We've all heard of threads. No, not the stuff hanging loosely from your clothes. I mean threads, as in multitasking. Most modern languages have all sorts of nifty facilities that allow you to create, manipulate and destroy them at will and with minimal effort. There are even abstractions that will manage a set of threads for you, so that you can spawn a bunch of tasks, and let them tell you when they're done. You can synchronize them yourself. You can put up cyclic barriers to make them all wait at a specific point in the code. You can make them return a value when they're done. Or you can just spawn them and let them run all by their lonesome. Of course, not everyone trusts the built-in facilities... Now you might expect this sort of thing from Joe Offshore, but not from certain huge, blue companies.

Baron inherited something written by such a huge, blue company. Basically, it monitors a database, does some work for each changed record and then deletes the record from the database. Unfortunately, this little beast suffers from horrific performance problems and requires frequent server reboots to get things running again.

One of the original support folks from Huge Blue asked if increasing the number of threads helped. After a couple of months of trial and error, it was determined that 5 threads was optimal, but it only increased the reboot interval; it did not really fix the problem.

Finally, Baron dug into the code and found a snakepit-o-wtf™ so deep and pervasive, that you should be required to take a sedative before entering the code...

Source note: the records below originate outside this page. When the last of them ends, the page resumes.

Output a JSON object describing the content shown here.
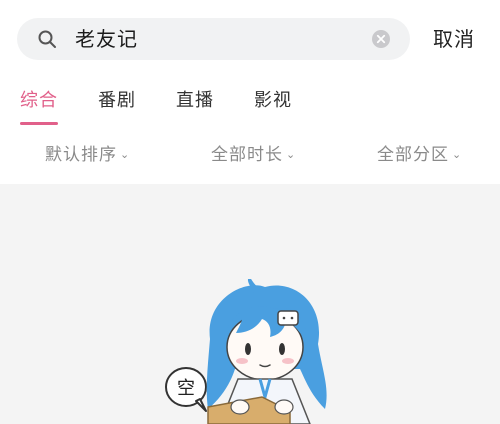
{
  "search": {
    "query": "老友记",
    "cancel_label": "取消"
  },
  "tabs": [
    {
      "label": "综合",
      "active": true
    },
    {
      "label": "番剧",
      "active": false
    },
    {
      "label": "直播",
      "active": false
    },
    {
      "label": "影视",
      "active": false
    }
  ],
  "filters": [
    {
      "label": "默认排序"
    },
    {
      "label": "全部时长"
    },
    {
      "label": "全部分区"
    }
  ],
  "empty_state": {
    "bubble_text": "空"
  },
  "colors": {
    "accent": "#e1608a",
    "mascot_hair": "#4a9fe0"
  }
}
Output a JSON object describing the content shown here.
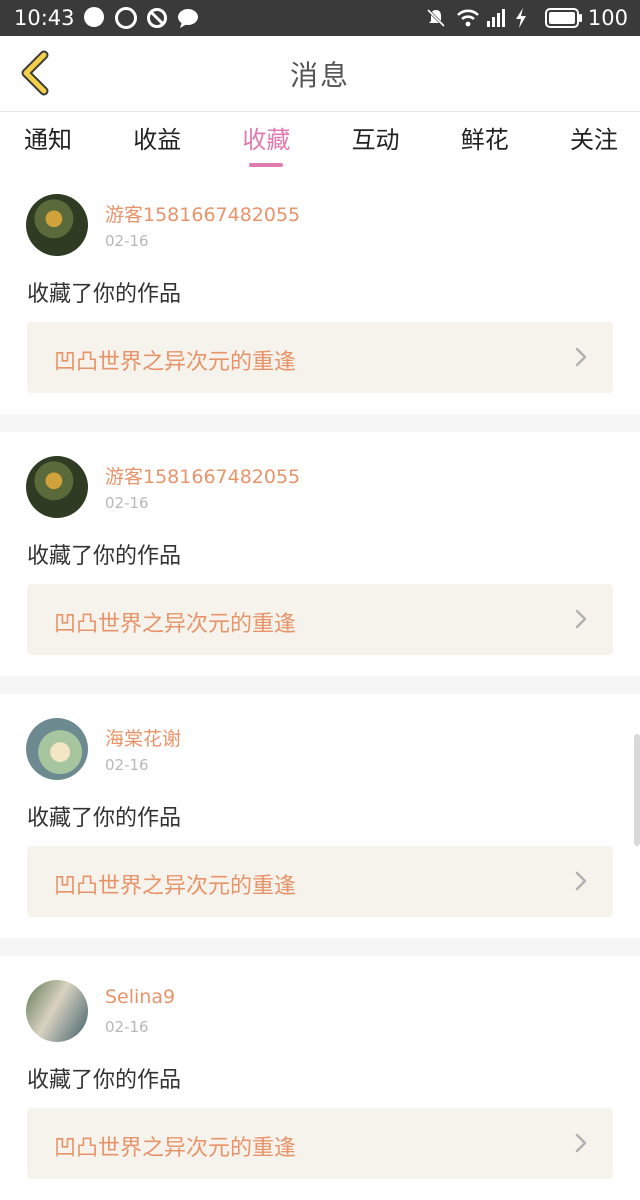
{
  "status_bar": {
    "time": "10:43",
    "battery": "100"
  },
  "header": {
    "title": "消息"
  },
  "tabs": [
    {
      "label": "通知"
    },
    {
      "label": "收益"
    },
    {
      "label": "收藏"
    },
    {
      "label": "互动"
    },
    {
      "label": "鲜花"
    },
    {
      "label": "关注"
    }
  ],
  "active_tab": "收藏",
  "items": [
    {
      "user": "游客1581667482055",
      "date": "02-16",
      "action": "收藏了你的作品",
      "work": "凹凸世界之异次元的重逢"
    },
    {
      "user": "游客1581667482055",
      "date": "02-16",
      "action": "收藏了你的作品",
      "work": "凹凸世界之异次元的重逢"
    },
    {
      "user": "海棠花谢",
      "date": "02-16",
      "action": "收藏了你的作品",
      "work": "凹凸世界之异次元的重逢"
    },
    {
      "user": "Selina9",
      "date": "02-16",
      "action": "收藏了你的作品",
      "work": "凹凸世界之异次元的重逢"
    }
  ],
  "colors": {
    "accent": "#e07ab0",
    "name": "#e8946a",
    "card_bg": "#f5f3ec",
    "status_bar": "#3a3a3a"
  }
}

Some of the more egregious offences include:

  • The thread pool manager is not thread safe
  • Exceptions were not caught, but sent to the console instead of the log4j log file
  • The thread pool manager manages creation of threads up to a certain count, but the threads themselves decrement that count upon completion and remove themselves from the array - unsynchronized
  • As threads are removed from the array, the application becomes single threaded over time

abstract class ThreadPoolManager {
    static String SQL_LOG = "sql.";  /* NOI18N */
    private static final Log logger = LogFactory.getLog(ThreadPoolManager.class);

    protected static int poolSize;
    protected static int largestPoolSize;
    protected static int minPoolSize;

    protected List workers = new ArrayList();

    private long completedTaskCount;

    protected Runnable execute(Runnable r) {
        Runnable next = addIfUnderMaximumPoolSize(r);
        return next;
    }

    private Thread addThread(Runnable r) {
        return new Thread(r);
    }

    private Runnable addIfUnderMaximumPoolSize(Runnable firstTask) {
        Thread t = null;
        Runnable next = null;
        try {
            if (poolSize < largestPoolSize) {
                next = firstTask;
                t = addThread(next);
            }
        } finally {
            // intentionally left blank
        }
        if (t == null) {
            return null;
        }
        t.start();
        return next;
    }

    private void runTask(Runnable task) {
        try {
            boolean ran = false;
            try {
                task.run();
                ran = true;
                ++completedTaskCount;
            } catch (RuntimeException ex) {
                logger.error("Error occured in afterExecute method.", ex);
                throw ex;
            }
        } finally {
            logger.debug("<-- runTask(task)");
        }
    }

    /**
     * Allow the subclass to request that a thread be terminated
     */
    protected void workerDone(Worker w) {
        logger.debug("--> workerDone(Worker w)");
        try {
            workers.remove(w);
            if (--poolSize > 0) {
                w.thread.interrupt();
                return;
            }
        } finally {
            logger.debug("<-- workerDone(Worker w)");
            w.thread.interrupt();
        }
    }

    private class Worker implements Runnable {
        /**
         * Initial task to run before entering run loop
         */
        private Runnable firstTask;
        /**
         * Thread this worker is running in.  Acts as a final field,
         * but cannot be set until thread is created.
         */
        Thread thread;

        Worker(Runnable r) {
            this.firstTask = r;
        }

        /**
         * Main run loop
         */
        public void run() {
            logger.debug("--> run()");
            try {
                Runnable task = firstTask;
                firstTask = null;
                Thread.interrupted();
                while (task != null) {
                    runTask(task);
                    task = null; // unnecessary but can help GC
                }
            } catch (Exception ie) {
                // fall through
            } finally {
                workerDone(this);
                logger.debug("<-- run()");
            }
        }
    } //end of class Worker

}

How many more can you find?